* [DATA SECTION]:

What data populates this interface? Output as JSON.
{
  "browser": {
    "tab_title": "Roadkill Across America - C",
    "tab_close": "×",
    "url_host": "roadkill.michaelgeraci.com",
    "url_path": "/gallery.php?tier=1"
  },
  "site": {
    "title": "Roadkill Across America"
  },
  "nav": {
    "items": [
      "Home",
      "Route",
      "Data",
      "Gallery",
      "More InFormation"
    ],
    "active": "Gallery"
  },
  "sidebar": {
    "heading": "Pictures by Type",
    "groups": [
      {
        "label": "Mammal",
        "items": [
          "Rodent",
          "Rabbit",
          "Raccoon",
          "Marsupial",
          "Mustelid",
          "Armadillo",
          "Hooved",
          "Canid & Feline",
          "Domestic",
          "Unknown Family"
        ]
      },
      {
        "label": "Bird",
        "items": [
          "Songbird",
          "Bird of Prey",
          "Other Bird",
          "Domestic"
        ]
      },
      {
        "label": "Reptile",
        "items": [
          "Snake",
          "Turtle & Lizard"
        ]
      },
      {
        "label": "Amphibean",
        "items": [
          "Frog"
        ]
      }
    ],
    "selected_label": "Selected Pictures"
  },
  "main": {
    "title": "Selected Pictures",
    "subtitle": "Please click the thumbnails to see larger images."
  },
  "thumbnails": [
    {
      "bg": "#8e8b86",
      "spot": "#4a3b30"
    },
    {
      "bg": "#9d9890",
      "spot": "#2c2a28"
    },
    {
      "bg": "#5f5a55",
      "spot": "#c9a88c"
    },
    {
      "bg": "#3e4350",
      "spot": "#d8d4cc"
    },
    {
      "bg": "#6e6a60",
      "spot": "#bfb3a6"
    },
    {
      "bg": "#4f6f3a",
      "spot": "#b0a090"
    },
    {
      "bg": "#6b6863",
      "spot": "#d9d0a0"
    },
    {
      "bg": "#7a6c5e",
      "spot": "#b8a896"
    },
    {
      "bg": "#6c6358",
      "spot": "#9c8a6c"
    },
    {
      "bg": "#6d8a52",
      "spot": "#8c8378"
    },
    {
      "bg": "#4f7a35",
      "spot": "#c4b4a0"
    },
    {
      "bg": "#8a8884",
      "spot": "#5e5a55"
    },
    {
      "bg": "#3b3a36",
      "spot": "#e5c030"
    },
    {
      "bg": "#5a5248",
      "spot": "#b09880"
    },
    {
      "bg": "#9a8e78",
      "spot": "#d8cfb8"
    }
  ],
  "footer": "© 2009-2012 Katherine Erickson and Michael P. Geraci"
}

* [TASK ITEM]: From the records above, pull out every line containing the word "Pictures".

* [EXERCISE RESPONSE]:
    "heading": "Pictures by Type",
    "selected_label": "Selected Pictures"
    "title": "Selected Pictures",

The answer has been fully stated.